Type of Spiritual Experience
The principle purpose of this passage is to explain the concept of Names and also to explain something of what happens when we attach beliefs to names
A description of the experience
Lewis Carroll – Through the Looking Glass
She very soon came to an open field, with a wood on the other side of it: it looked much darker than the last wood, and Alice felt a little timid about going into it. However, on second thoughts, she made up her mind to go on: `for I certainly won't go back,' she thought to herself, and this was the only way to the Eighth Square.
`This must be the wood, she said thoughtfully to herself, `where things have no names. I wonder what'll become of my name when I go in? I shouldn't like to lose it at all -- because they'd have to give me another, and it would be almost certain to be an ugly one. But then the fun would be, trying to find the creature that had got my old name! That's just like the advertisements, you know, when people lose dogs -- "answers to the name of `Dash:' had on a brass collar" -- just fancy calling everything you met "Alice," till one of them answered! Only they wouldn't answer at all, if they were wise.'

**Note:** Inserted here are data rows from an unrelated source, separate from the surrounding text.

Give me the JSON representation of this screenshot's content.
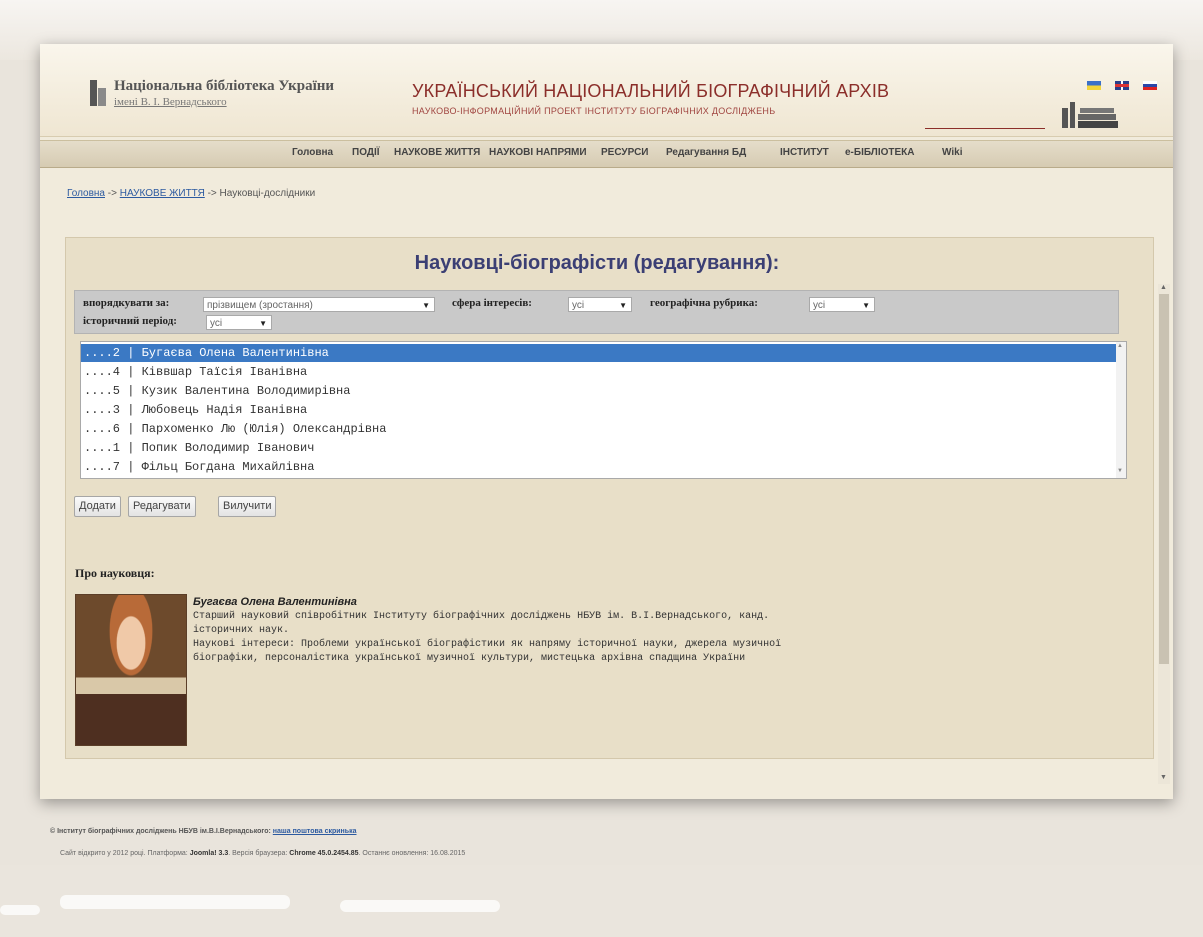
{
  "header": {
    "library_name": "Національна бібліотека України",
    "library_sub": "імені В. І. Вернадського",
    "site_title": "УКРАЇНСЬКИЙ НАЦІОНАЛЬНИЙ БІОГРАФІЧНИЙ АРХІВ",
    "site_subtitle": "НАУКОВО-ІНФОРМАЦІЙНИЙ ПРОЕКТ ІНСТИТУТУ БІОГРАФІЧНИХ ДОСЛІДЖЕНЬ",
    "flags": [
      "ua",
      "uk",
      "ru"
    ]
  },
  "nav": {
    "items": [
      "Головна",
      "ПОДІЇ",
      "НАУКОВЕ ЖИТТЯ",
      "НАУКОВІ НАПРЯМИ",
      "РЕСУРСИ",
      "Редагування БД",
      "ІНСТИТУТ",
      "е-БІБЛІОТЕКА",
      "Wiki"
    ]
  },
  "breadcrumb": {
    "home": "Головна",
    "sep": "->",
    "section": "НАУКОВЕ ЖИТТЯ",
    "current": "Науковці-дослідники"
  },
  "panel": {
    "title": "Науковці-біографісти (редагування):",
    "filters": {
      "sort_label": "впорядкувати за:",
      "sort_value": "прізвищем (зростання)",
      "sphere_label": "сфера інтересів:",
      "sphere_value": "усі",
      "geo_label": "географічна рубрика:",
      "geo_value": "усі",
      "period_label": "історичний період:",
      "period_value": "усі"
    },
    "list": [
      "....2 | Бугаєва Олена Валентинівна",
      "....4 | Ківвшар Таїсія Іванівна",
      "....5 | Кузик Валентина Володимирівна",
      "....3 | Любовець Надія Іванівна",
      "....6 | Пархоменко Лю (Юлія) Олександрівна",
      "....1 | Попик Володимир Іванович",
      "....7 | Фільц Богдана Михайлівна"
    ],
    "selected_index": 0,
    "buttons": {
      "add": "Додати",
      "edit": "Редагувати",
      "delete": "Вилучити"
    },
    "about_label": "Про науковця:",
    "bio": {
      "name": "Бугаєва Олена Валентинівна",
      "lines": [
        "Старший науковий співробітник Інституту біографічних досліджень НБУВ ім. В.І.Вернадського, канд.",
        "історичних наук.",
        "Наукові інтереси: Проблеми української біографістики як напряму історичної науки, джерела музичної",
        "біографіки, персоналістика української музичної культури, мистецька архівна спадщина України"
      ]
    }
  },
  "footer": {
    "line1_text": "© Інститут біографічних досліджень НБУВ ім.В.І.Вернадського:",
    "line1_link": "наша поштова скринька",
    "line2_a": "Сайт відкрито у 2012 році. Платформа:",
    "line2_joomla": "Joomla! 3.3",
    "line2_b": ". Версія браузера:",
    "line2_chrome": "Chrome 45.0.2454.85",
    "line2_c": ". Останнє оновлення: 16.08.2015"
  },
  "colors": {
    "accent_title": "#3b3f74",
    "site_title": "#8b2e2a",
    "selection": "#3b79c4",
    "link": "#2c5aa0"
  }
}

She was rambling on in this way when she reached the wood: it looked very cool and shady. 'Well, at any rate it's a great comfort,' she said as she stepped under the trees, 'after being so hot, to get into the--into WHAT?' she went on, rather surprised at not being able to think of the word. 'I mean to get under the--under the--under THIS, you know!' putting her hand on the trunk of the tree. 'What DOES it call itself, I wonder? I do believe it's got no name--why, to be sure it hasn't!'
She stood silent for a minute, thinking: then she suddenly began again. 'Then it really HAS happened, after all! And now, who am I? I WILL remember, if I can! I'm determined to do it!' But being determined didn't help much, and all she could say, after a great deal of puzzling, was, 'L, I KNOW it begins with L!'

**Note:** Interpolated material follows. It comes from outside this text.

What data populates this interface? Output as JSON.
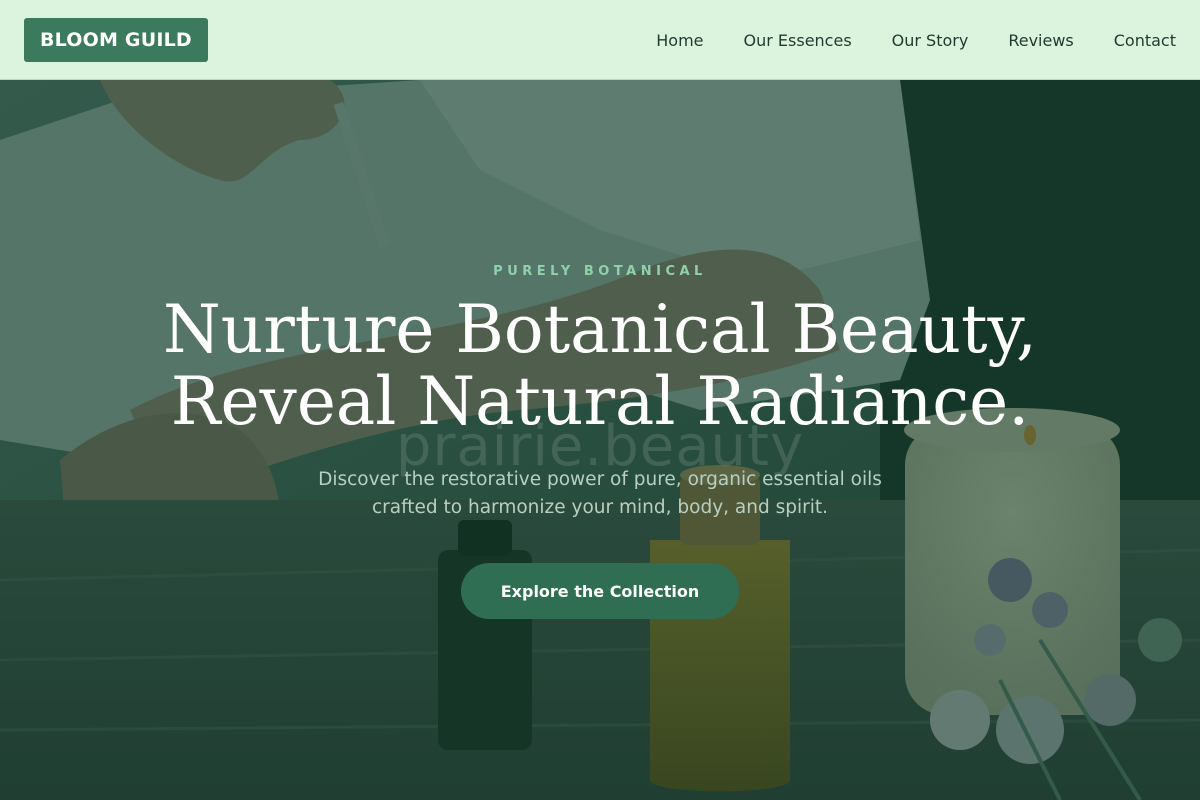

Just then a Fawn came wandering by: it looked at Alice with its large gentle eyes, but didn't seem at all frightened. 'Here then! Here then!' Alice said, as she held out her hand and tried to stroke it; but it only started back a little, and then stood looking at her again.
'What do you call yourself?' the Fawn said at last. Such a soft sweet voice it had!
'I wish I knew!' thought poor Alice. She answered, rather sadly, 'Nothing, just now.'
'Think again,' it said: 'that won't do.'
Alice thought, but nothing came of it. 'Please, would you tell me what YOU call yourself?' she said timidly. 'I think that might help a little.'
'I'll tell you, if you'll move a little further on,' the Fawn said. 'I can't remember here.'
So they walked on together through the wood, Alice with her arms clasped lovingly round the soft neck of the Fawn, till they came out into an open field and here the fawn gave a sudden bound into the air, and shook itself free from Alice’s arm.
‘I’m a Fawn!’ it cried out in a voice of delight. And ‘Dear me! You’re a human child!’
A sudden look of alarm came into its beautiful brown eyes, and in another moment it had
darted away at full speed.
Alice stood looking after it, almost ready to cry with vexation at having lost her dear little fellow-traveller so suddenly. 'However, I know my name now.' she said, 'that's SOME comfort. Alice--Alice--I won't forget it again. And now, which of these finger-posts ought I to follow, I wonder?'
It was not a very difficult question to answer, as there was only one road through the wood, and the two finger-posts both pointed along it. 'I'll settle it,' Alice said to herself, 'when the road divides and they point different ways.'
But this did not seem likely to happen. She went on and on, a long way, but wherever the road divided there were sure to be two finger-posts pointing the same way, one marked 'TO TWEEDLEDUM'S HOUSE' and the other 'TO THE HOUSE OF TWEEDLEDEE.'
'I do believe,' said Alice at last, 'that they live in the same house! I wonder I never thought of that before--But I can't stay there long. I'll just call and say "how d'you do?" and ask them the way out of the wood. If I could only get to the Eighth Square before it gets dark!' So she wandered on, talking to herself as she went, till, on turning a sharp corner, she came upon two fat little men, so suddenly that she could not help starting back, but in another moment she recovered herself, feeling sure who they must be.